## [Problem description]
Your reply should hold every record exactly as given, with no pictures in it.

START Data to use

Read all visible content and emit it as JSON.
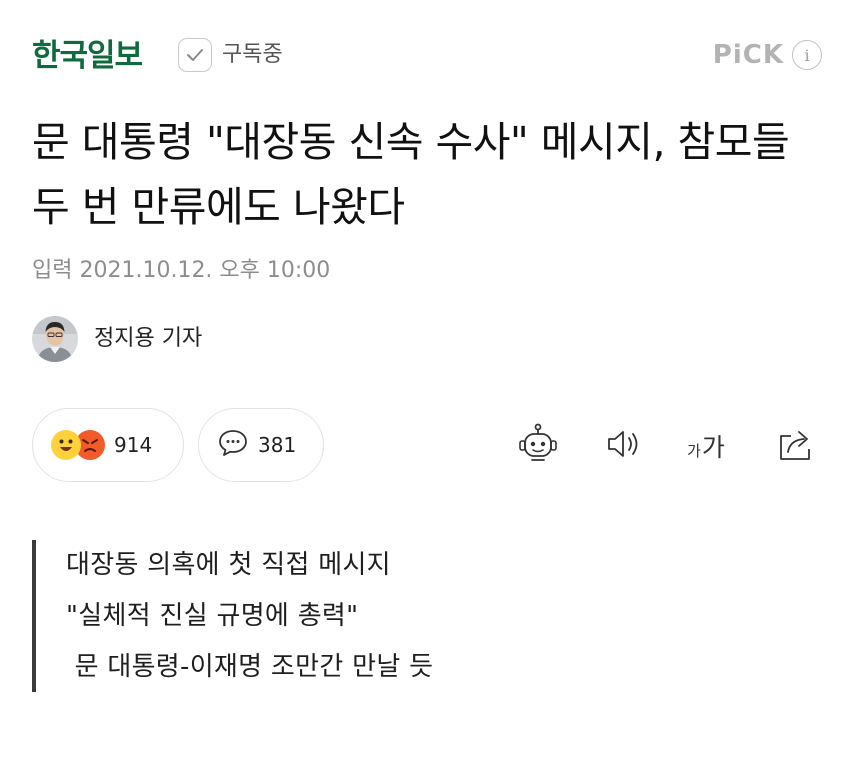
{
  "header": {
    "brand": "한국일보",
    "subscribe_label": "구독중",
    "pick_label": "PiCK",
    "info_glyph": "i"
  },
  "article": {
    "headline": "문 대통령 \"대장동 신속 수사\" 메시지, 참모들 두 번 만류에도 나왔다",
    "dateline": "입력 2021.10.12. 오후 10:00",
    "reporter": "정지용 기자"
  },
  "actions": {
    "reactions_count": "914",
    "comments_count": "381",
    "font_small": "가",
    "font_large": "가"
  },
  "summary": {
    "lines": [
      "대장동 의혹에 첫 직접 메시지",
      "\"실체적 진실 규명에 총력\"",
      " 문 대통령-이재명 조만간 만날 듯"
    ]
  },
  "icons": {
    "check": "check-icon",
    "info": "info-icon",
    "avatar": "reporter-avatar",
    "happy": "happy-emoji-icon",
    "angry": "angry-emoji-icon",
    "comment": "comment-bubble-icon",
    "bot": "robot-icon",
    "sound": "speaker-icon",
    "font": "font-size-icon",
    "share": "share-icon"
  },
  "colors": {
    "brand": "#0f6b3e",
    "pick": "#b3b3b3",
    "happy_emoji": "#ffd23c",
    "angry_emoji": "#f15a2b",
    "summary_bar": "#3c3c3c"
  }
}
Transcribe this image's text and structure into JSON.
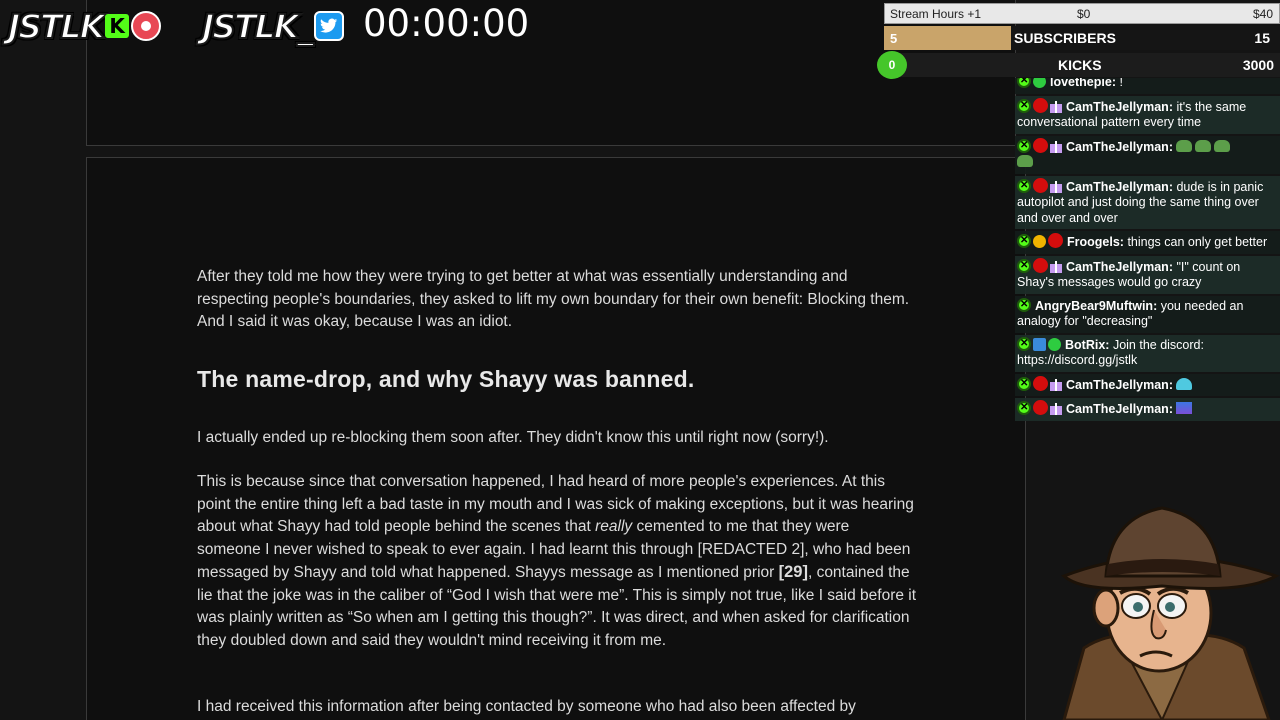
{
  "overlay": {
    "logo_kick": "JSTLK",
    "logo_kick_badge": "K",
    "logo_twitter": "JSTLK_",
    "timer": "00:00:00"
  },
  "stats": {
    "hours_label": "Stream Hours +1",
    "hours_min": "$0",
    "hours_max": "$40",
    "subs_count": "5",
    "subs_label": "SUBSCRIBERS",
    "subs_goal": "15",
    "kicks_count": "0",
    "kicks_label": "KICKS",
    "kicks_goal": "3000"
  },
  "chat": [
    {
      "user": "lovethepie:",
      "text": "!"
    },
    {
      "user": "CamTheJellyman:",
      "text": "it's the same conversational pattern every time"
    },
    {
      "user": "CamTheJellyman:",
      "text": ""
    },
    {
      "user": "CamTheJellyman:",
      "text": "dude is in panic autopilot and just doing the same thing over and over and over"
    },
    {
      "user": "Froogels:",
      "text": "things can only get better"
    },
    {
      "user": "CamTheJellyman:",
      "text": "\"I\" count on Shay's messages would go crazy"
    },
    {
      "user": "AngryBear9Muftwin:",
      "text": "you needed an analogy for \"decreasing\""
    },
    {
      "user": "BotRix:",
      "text": "Join the discord: https://discord.gg/jstlk"
    },
    {
      "user": "CamTheJellyman:",
      "text": ""
    },
    {
      "user": "CamTheJellyman:",
      "text": ""
    }
  ],
  "document": {
    "para1": "After they told me how they were trying to get better at what was essentially understanding and respecting people's boundaries, they asked to lift my own boundary for their own benefit: Blocking them. And I said it was okay, because I was an idiot.",
    "heading": "The name-drop, and why Shayy was banned.",
    "para2": "I actually ended up re-blocking them soon after. They didn't know this until right now (sorry!).",
    "para3_a": "This is because since that conversation happened, I had heard of more people's experiences. At this point the entire thing left a bad taste in my mouth and I was sick of making exceptions, but it was hearing about what Shayy had told people behind the scenes that ",
    "para3_em": "really",
    "para3_b": " cemented to me that they were someone I never wished to speak to ever again. I had learnt this through [REDACTED 2], who had been messaged by Shayy and told what happened. Shayys message as I mentioned prior ",
    "para3_cite": "[29]",
    "para3_c": ", contained the lie that the joke was in the caliber of “God I wish that were me”. This is simply not true, like I said before it was plainly written as “So when am I getting this though?”. It was direct, and when asked for clarification they doubled down and said they wouldn't mind receiving it from me.",
    "para4": "I had received this information after being contacted by someone who had also been affected by"
  }
}
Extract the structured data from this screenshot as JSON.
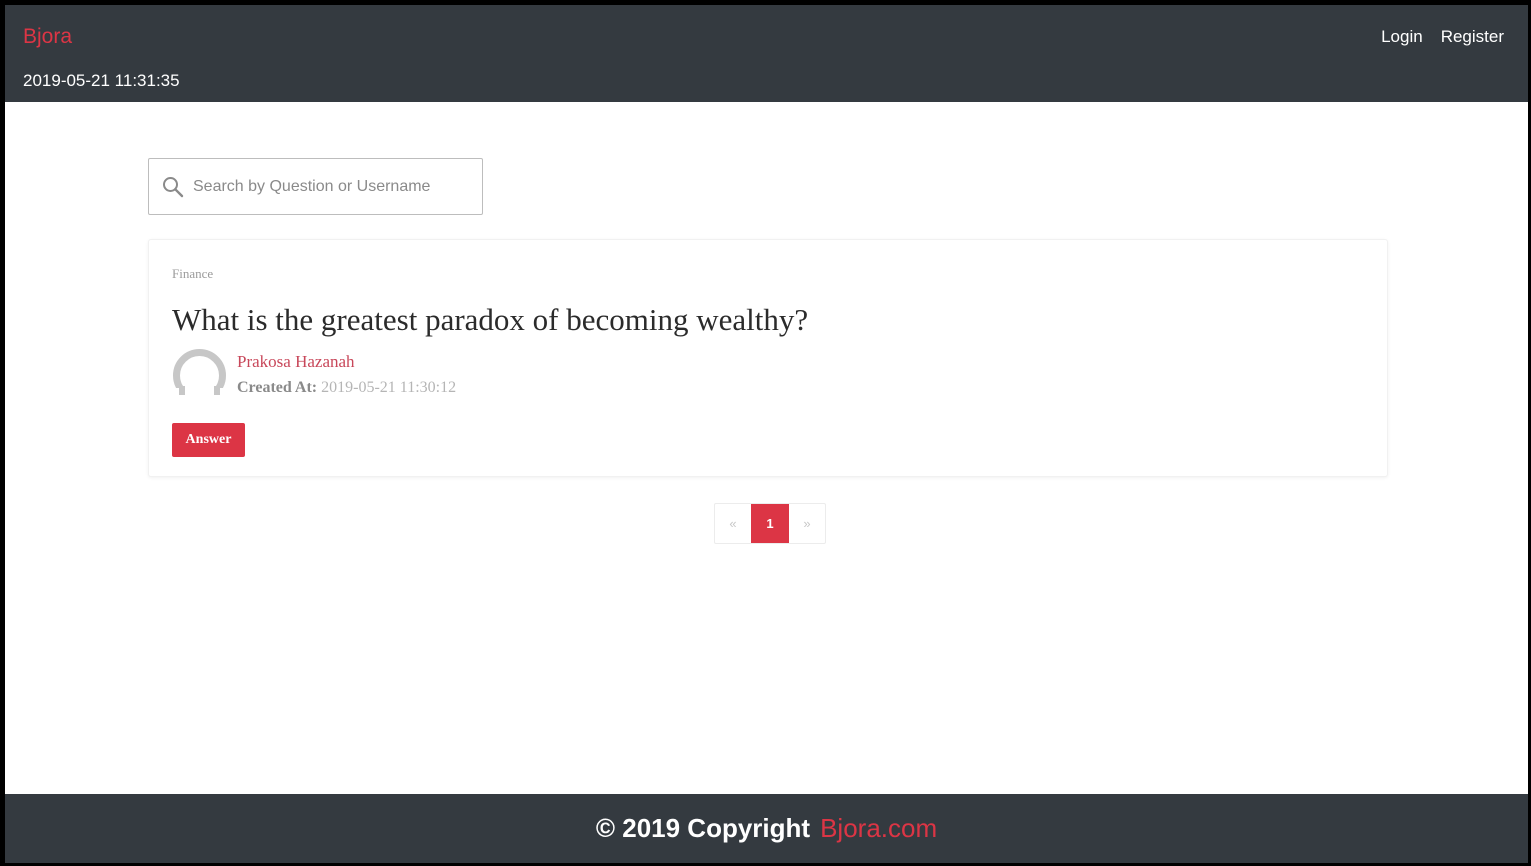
{
  "header": {
    "brand": "Bjora",
    "datetime": "2019-05-21 11:31:35",
    "nav": {
      "login": "Login",
      "register": "Register"
    }
  },
  "search": {
    "placeholder": "Search by Question or Username",
    "value": ""
  },
  "question_card": {
    "category": "Finance",
    "title": "What is the greatest paradox of becoming wealthy?",
    "author": "Prakosa Hazanah",
    "created_label": "Created At:",
    "created_value": "2019-05-21 11:30:12",
    "answer_label": "Answer"
  },
  "pagination": {
    "prev": "«",
    "current": "1",
    "next": "»"
  },
  "footer": {
    "text": "© 2019 Copyright",
    "link": "Bjora.com"
  },
  "colors": {
    "accent": "#dc3545",
    "navbar": "#343a40"
  },
  "icons": {
    "search": "search-icon",
    "avatar": "user-avatar-icon"
  }
}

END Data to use

## [Answer to this task]
Read all visible content and emit it as JSON.
{
  "header": {
    "brand": "한국일보",
    "subscribe_label": "구독중",
    "pick_label": "PiCK",
    "info_glyph": "i"
  },
  "article": {
    "headline": "문 대통령 \"대장동 신속 수사\" 메시지, 참모들 두 번 만류에도 나왔다",
    "dateline": "입력 2021.10.12. 오후 10:00",
    "reporter": "정지용 기자"
  },
  "actions": {
    "reactions_count": "914",
    "comments_count": "381",
    "font_small": "가",
    "font_large": "가"
  },
  "summary": {
    "lines": [
      "대장동 의혹에 첫 직접 메시지",
      "\"실체적 진실 규명에 총력\"",
      " 문 대통령-이재명 조만간 만날 듯"
    ]
  },
  "icons": {
    "check": "check-icon",
    "info": "info-icon",
    "avatar": "reporter-avatar",
    "happy": "happy-emoji-icon",
    "angry": "angry-emoji-icon",
    "comment": "comment-bubble-icon",
    "bot": "robot-icon",
    "sound": "speaker-icon",
    "font": "font-size-icon",
    "share": "share-icon"
  },
  "colors": {
    "brand": "#0f6b3e",
    "pick": "#b3b3b3",
    "happy_emoji": "#ffd23c",
    "angry_emoji": "#f15a2b",
    "summary_bar": "#3c3c3c"
  }
}
Transcribe this image's text and structure into JSON.
{
  "overlay": {
    "logo_kick": "JSTLK",
    "logo_kick_badge": "K",
    "logo_twitter": "JSTLK_",
    "timer": "00:00:00"
  },
  "stats": {
    "hours_label": "Stream Hours +1",
    "hours_min": "$0",
    "hours_max": "$40",
    "subs_count": "5",
    "subs_label": "SUBSCRIBERS",
    "subs_goal": "15",
    "kicks_count": "0",
    "kicks_label": "KICKS",
    "kicks_goal": "3000"
  },
  "chat": [
    {
      "user": "lovethepie:",
      "text": "!"
    },
    {
      "user": "CamTheJellyman:",
      "text": "it's the same conversational pattern every time"
    },
    {
      "user": "CamTheJellyman:",
      "text": ""
    },
    {
      "user": "CamTheJellyman:",
      "text": "dude is in panic autopilot and just doing the same thing over and over and over"
    },
    {
      "user": "Froogels:",
      "text": "things can only get better"
    },
    {
      "user": "CamTheJellyman:",
      "text": "\"I\" count on Shay's messages would go crazy"
    },
    {
      "user": "AngryBear9Muftwin:",
      "text": "you needed an analogy for \"decreasing\""
    },
    {
      "user": "BotRix:",
      "text": "Join the discord: https://discord.gg/jstlk"
    },
    {
      "user": "CamTheJellyman:",
      "text": ""
    },
    {
      "user": "CamTheJellyman:",
      "text": ""
    }
  ],
  "document": {
    "para1": "After they told me how they were trying to get better at what was essentially understanding and respecting people's boundaries, they asked to lift my own boundary for their own benefit: Blocking them. And I said it was okay, because I was an idiot.",
    "heading": "The name-drop, and why Shayy was banned.",
    "para2": "I actually ended up re-blocking them soon after. They didn't know this until right now (sorry!).",
    "para3_a": "This is because since that conversation happened, I had heard of more people's experiences. At this point the entire thing left a bad taste in my mouth and I was sick of making exceptions, but it was hearing about what Shayy had told people behind the scenes that ",
    "para3_em": "really",
    "para3_b": " cemented to me that they were someone I never wished to speak to ever again. I had learnt this through [REDACTED 2], who had been messaged by Shayy and told what happened. Shayys message as I mentioned prior ",
    "para3_cite": "[29]",
    "para3_c": ", contained the lie that the joke was in the caliber of “God I wish that were me”. This is simply not true, like I said before it was plainly written as “So when am I getting this though?”. It was direct, and when asked for clarification they doubled down and said they wouldn't mind receiving it from me.",
    "para4": "I had received this information after being contacted by someone who had also been affected by"
  }
}
Extract the structured data from this screenshot as JSON.
{
  "header": {
    "brand": "Bjora",
    "datetime": "2019-05-21 11:31:35",
    "nav": {
      "login": "Login",
      "register": "Register"
    }
  },
  "search": {
    "placeholder": "Search by Question or Username",
    "value": ""
  },
  "question_card": {
    "category": "Finance",
    "title": "What is the greatest paradox of becoming wealthy?",
    "author": "Prakosa Hazanah",
    "created_label": "Created At:",
    "created_value": "2019-05-21 11:30:12",
    "answer_label": "Answer"
  },
  "pagination": {
    "prev": "«",
    "current": "1",
    "next": "»"
  },
  "footer": {
    "text": "© 2019 Copyright",
    "link": "Bjora.com"
  },
  "colors": {
    "accent": "#dc3545",
    "navbar": "#343a40"
  },
  "icons": {
    "search": "search-icon",
    "avatar": "user-avatar-icon"
  }
}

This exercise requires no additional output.